Task objective:
All of the entries below need repeating exactly, apart from their images.
─── Supplied material ───
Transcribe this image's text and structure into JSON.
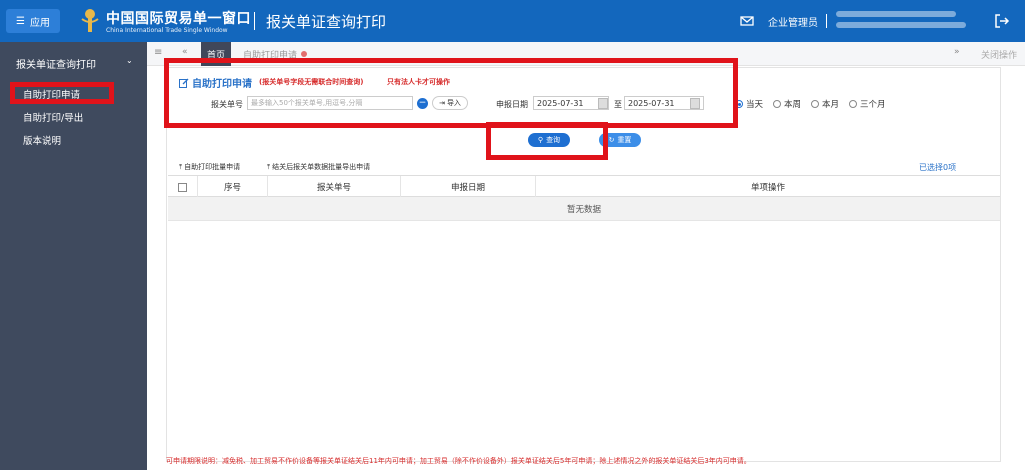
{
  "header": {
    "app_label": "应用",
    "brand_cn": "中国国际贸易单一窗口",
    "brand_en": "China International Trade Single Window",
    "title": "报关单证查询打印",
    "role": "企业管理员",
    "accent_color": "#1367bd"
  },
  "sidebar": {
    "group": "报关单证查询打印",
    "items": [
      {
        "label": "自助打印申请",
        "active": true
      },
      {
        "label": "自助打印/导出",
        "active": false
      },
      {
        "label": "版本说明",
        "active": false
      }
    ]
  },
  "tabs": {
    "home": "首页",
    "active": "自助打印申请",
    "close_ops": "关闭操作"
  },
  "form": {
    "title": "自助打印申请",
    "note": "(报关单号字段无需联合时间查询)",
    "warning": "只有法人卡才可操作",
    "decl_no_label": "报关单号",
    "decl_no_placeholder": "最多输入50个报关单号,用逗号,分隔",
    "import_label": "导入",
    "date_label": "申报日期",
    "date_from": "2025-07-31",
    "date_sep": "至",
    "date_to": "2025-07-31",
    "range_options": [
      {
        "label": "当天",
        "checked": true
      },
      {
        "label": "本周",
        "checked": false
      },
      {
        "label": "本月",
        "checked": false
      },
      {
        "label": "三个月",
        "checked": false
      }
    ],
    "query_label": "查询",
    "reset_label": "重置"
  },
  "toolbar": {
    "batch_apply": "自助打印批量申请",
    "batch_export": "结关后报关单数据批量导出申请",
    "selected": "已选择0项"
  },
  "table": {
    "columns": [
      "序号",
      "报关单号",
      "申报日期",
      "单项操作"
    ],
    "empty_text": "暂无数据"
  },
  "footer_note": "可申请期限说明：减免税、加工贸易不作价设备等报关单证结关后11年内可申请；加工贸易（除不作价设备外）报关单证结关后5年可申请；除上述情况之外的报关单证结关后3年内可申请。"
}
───
Answer section:
Transcribe this image's text and structure into JSON.
{
  "header": {
    "app_label": "应用",
    "brand_cn": "中国国际贸易单一窗口",
    "brand_en": "China International Trade Single Window",
    "title": "报关单证查询打印",
    "role": "企业管理员",
    "accent_color": "#1367bd"
  },
  "sidebar": {
    "group": "报关单证查询打印",
    "items": [
      {
        "label": "自助打印申请",
        "active": true
      },
      {
        "label": "自助打印/导出",
        "active": false
      },
      {
        "label": "版本说明",
        "active": false
      }
    ]
  },
  "tabs": {
    "home": "首页",
    "active": "自助打印申请",
    "close_ops": "关闭操作"
  },
  "form": {
    "title": "自助打印申请",
    "note": "(报关单号字段无需联合时间查询)",
    "warning": "只有法人卡才可操作",
    "decl_no_label": "报关单号",
    "decl_no_placeholder": "最多输入50个报关单号,用逗号,分隔",
    "import_label": "导入",
    "date_label": "申报日期",
    "date_from": "2025-07-31",
    "date_sep": "至",
    "date_to": "2025-07-31",
    "range_options": [
      {
        "label": "当天",
        "checked": true
      },
      {
        "label": "本周",
        "checked": false
      },
      {
        "label": "本月",
        "checked": false
      },
      {
        "label": "三个月",
        "checked": false
      }
    ],
    "query_label": "查询",
    "reset_label": "重置"
  },
  "toolbar": {
    "batch_apply": "自助打印批量申请",
    "batch_export": "结关后报关单数据批量导出申请",
    "selected": "已选择0项"
  },
  "table": {
    "columns": [
      "序号",
      "报关单号",
      "申报日期",
      "单项操作"
    ],
    "empty_text": "暂无数据"
  },
  "footer_note": "可申请期限说明：减免税、加工贸易不作价设备等报关单证结关后11年内可申请；加工贸易（除不作价设备外）报关单证结关后5年可申请；除上述情况之外的报关单证结关后3年内可申请。"
}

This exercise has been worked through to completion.